EXERCISE AIM → Your task is to extract the lines from the one holding "Serialize everything readable" through the end of the material. Set them down exactly and add nothing.

INPUT DATA →
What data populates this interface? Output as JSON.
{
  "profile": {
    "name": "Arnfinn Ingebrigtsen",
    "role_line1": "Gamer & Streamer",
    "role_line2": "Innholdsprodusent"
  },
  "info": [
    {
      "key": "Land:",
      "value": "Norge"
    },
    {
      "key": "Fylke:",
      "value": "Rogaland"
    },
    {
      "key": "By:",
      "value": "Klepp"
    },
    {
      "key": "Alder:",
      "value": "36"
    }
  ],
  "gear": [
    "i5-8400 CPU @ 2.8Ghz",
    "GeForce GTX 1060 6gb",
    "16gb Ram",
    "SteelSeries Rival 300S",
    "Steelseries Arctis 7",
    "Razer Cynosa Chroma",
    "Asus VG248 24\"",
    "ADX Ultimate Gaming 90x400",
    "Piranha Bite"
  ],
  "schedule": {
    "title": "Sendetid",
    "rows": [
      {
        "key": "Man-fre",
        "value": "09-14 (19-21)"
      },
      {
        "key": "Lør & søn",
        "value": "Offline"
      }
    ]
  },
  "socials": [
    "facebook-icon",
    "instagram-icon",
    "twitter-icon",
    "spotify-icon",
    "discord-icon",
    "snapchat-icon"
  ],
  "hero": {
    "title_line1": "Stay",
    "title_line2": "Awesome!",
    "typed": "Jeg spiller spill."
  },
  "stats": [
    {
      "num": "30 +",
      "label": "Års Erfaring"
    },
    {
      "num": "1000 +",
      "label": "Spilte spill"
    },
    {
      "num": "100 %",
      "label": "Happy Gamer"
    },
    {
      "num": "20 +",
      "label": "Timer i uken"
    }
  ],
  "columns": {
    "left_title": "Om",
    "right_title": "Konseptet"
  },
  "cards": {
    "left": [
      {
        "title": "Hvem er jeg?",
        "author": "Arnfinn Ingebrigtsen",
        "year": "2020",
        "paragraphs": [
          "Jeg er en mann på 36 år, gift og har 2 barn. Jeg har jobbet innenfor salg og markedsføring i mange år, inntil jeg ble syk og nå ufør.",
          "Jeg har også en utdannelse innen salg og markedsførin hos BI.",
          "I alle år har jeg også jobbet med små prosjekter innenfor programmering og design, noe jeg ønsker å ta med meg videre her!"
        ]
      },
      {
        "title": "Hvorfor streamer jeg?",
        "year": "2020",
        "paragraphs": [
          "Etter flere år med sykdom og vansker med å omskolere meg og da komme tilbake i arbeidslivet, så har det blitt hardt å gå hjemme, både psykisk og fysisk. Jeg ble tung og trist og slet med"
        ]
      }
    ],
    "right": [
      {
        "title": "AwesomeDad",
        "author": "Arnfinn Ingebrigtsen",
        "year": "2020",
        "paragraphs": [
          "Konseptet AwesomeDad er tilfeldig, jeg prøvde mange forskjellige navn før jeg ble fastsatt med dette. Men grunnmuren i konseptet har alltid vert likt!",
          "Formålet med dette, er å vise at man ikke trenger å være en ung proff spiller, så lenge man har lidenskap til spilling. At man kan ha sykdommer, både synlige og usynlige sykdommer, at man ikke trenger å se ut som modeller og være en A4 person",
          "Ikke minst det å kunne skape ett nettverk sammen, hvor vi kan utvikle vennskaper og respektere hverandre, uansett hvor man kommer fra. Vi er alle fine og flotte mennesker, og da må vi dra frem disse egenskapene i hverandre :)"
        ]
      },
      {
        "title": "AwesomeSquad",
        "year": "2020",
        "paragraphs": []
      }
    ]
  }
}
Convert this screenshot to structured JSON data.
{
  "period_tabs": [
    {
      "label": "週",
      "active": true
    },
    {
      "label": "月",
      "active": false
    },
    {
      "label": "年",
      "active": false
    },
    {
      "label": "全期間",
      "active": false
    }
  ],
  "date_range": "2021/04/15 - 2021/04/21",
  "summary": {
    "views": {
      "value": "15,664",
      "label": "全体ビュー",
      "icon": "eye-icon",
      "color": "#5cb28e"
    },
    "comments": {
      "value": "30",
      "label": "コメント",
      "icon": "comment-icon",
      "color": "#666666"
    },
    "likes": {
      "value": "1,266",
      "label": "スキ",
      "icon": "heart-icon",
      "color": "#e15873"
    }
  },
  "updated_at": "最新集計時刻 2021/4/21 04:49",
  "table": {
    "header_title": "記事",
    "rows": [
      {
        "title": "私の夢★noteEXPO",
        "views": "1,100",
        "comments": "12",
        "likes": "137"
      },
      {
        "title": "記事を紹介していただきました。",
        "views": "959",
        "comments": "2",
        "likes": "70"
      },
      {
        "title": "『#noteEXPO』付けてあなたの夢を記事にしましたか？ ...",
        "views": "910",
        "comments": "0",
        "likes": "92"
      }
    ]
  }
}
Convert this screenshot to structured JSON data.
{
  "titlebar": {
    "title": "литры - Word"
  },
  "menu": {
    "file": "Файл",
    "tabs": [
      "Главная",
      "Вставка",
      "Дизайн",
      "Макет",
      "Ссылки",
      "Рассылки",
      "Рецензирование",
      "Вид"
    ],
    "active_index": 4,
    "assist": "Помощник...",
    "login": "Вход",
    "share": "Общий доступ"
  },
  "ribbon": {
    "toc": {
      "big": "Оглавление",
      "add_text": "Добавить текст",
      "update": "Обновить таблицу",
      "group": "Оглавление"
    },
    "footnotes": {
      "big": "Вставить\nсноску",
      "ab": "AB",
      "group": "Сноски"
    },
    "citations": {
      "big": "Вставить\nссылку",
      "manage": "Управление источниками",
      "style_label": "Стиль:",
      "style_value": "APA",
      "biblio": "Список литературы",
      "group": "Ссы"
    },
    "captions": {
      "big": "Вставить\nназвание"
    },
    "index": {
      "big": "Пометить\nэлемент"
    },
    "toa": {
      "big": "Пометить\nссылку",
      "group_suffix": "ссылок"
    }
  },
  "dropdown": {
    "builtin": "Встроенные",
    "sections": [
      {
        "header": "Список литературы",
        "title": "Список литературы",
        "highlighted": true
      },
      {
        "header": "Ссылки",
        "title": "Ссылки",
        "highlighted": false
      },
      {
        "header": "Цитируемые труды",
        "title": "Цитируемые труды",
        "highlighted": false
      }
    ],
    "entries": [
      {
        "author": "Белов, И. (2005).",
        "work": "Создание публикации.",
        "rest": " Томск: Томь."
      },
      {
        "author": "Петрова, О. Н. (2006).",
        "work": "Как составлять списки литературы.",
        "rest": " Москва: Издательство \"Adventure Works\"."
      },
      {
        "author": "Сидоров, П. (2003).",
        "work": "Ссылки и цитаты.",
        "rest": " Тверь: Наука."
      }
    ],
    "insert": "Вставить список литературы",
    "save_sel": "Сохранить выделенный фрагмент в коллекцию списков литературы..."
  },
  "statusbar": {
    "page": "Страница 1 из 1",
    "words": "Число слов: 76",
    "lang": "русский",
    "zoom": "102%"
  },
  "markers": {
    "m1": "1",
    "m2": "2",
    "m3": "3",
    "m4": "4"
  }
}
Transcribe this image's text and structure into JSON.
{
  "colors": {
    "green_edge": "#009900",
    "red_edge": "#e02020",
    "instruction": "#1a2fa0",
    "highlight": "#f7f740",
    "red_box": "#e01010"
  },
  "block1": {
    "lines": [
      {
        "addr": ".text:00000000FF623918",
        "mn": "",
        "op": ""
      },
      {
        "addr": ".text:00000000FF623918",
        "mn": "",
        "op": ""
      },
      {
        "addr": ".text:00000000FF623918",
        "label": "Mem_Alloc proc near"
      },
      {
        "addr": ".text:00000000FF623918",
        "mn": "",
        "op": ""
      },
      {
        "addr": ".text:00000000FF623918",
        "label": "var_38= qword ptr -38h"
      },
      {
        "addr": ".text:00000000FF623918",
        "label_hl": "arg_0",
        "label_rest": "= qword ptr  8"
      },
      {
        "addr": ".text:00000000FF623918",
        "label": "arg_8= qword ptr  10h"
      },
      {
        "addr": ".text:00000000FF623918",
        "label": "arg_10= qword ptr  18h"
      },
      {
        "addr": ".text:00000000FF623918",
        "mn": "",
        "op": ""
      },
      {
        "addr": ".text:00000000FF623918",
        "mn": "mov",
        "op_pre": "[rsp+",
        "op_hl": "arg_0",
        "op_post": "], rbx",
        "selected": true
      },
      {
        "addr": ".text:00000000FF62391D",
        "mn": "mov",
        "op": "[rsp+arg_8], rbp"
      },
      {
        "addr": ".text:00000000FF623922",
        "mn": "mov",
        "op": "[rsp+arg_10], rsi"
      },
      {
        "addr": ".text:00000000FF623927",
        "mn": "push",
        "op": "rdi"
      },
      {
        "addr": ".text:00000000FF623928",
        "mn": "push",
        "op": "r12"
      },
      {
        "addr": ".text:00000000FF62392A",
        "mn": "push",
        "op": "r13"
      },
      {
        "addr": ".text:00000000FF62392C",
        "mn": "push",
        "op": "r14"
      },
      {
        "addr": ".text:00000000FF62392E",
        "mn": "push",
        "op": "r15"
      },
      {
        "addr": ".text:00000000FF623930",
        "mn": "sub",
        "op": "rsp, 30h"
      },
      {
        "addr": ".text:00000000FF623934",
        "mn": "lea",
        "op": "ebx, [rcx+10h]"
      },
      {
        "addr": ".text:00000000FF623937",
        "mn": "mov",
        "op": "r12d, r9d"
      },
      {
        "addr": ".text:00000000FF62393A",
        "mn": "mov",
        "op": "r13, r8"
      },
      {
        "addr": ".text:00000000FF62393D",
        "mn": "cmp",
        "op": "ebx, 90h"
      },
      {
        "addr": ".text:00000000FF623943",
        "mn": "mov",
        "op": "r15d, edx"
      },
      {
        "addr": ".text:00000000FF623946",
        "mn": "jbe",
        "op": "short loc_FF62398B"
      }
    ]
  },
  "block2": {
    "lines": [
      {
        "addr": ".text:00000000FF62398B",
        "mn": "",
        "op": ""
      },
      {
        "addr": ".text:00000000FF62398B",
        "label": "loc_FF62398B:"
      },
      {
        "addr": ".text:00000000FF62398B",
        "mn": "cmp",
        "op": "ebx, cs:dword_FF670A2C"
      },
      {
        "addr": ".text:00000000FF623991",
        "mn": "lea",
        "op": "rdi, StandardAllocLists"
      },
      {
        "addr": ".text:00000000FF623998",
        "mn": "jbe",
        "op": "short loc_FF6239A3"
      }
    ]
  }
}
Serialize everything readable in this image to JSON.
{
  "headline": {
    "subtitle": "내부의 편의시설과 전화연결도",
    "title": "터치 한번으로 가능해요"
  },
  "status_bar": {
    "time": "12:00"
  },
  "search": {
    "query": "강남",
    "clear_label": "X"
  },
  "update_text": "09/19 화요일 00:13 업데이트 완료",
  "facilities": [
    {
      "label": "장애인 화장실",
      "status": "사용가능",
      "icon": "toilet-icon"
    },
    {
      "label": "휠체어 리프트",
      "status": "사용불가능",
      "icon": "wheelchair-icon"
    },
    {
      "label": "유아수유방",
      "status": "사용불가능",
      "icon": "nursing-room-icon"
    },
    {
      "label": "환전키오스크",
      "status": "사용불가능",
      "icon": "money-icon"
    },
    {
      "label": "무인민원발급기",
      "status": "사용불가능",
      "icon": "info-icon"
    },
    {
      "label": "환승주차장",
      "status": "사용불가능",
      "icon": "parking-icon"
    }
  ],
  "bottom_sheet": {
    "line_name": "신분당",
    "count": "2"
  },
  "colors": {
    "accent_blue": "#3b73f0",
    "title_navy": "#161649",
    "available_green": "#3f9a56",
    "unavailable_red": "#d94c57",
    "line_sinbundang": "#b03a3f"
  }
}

ANSWER SECTION →
Serialize everything readable in this image to JSON.
{
  "headline": {
    "subtitle": "내부의 편의시설과 전화연결도",
    "title": "터치 한번으로 가능해요"
  },
  "status_bar": {
    "time": "12:00"
  },
  "search": {
    "query": "강남",
    "clear_label": "X"
  },
  "update_text": "09/19 화요일 00:13 업데이트 완료",
  "facilities": [
    {
      "label": "장애인 화장실",
      "status": "사용가능",
      "icon": "toilet-icon"
    },
    {
      "label": "휠체어 리프트",
      "status": "사용불가능",
      "icon": "wheelchair-icon"
    },
    {
      "label": "유아수유방",
      "status": "사용불가능",
      "icon": "nursing-room-icon"
    },
    {
      "label": "환전키오스크",
      "status": "사용불가능",
      "icon": "money-icon"
    },
    {
      "label": "무인민원발급기",
      "status": "사용불가능",
      "icon": "info-icon"
    },
    {
      "label": "환승주차장",
      "status": "사용불가능",
      "icon": "parking-icon"
    }
  ],
  "bottom_sheet": {
    "line_name": "신분당",
    "count": "2"
  },
  "colors": {
    "accent_blue": "#3b73f0",
    "title_navy": "#161649",
    "available_green": "#3f9a56",
    "unavailable_red": "#d94c57",
    "line_sinbundang": "#b03a3f"
  }
}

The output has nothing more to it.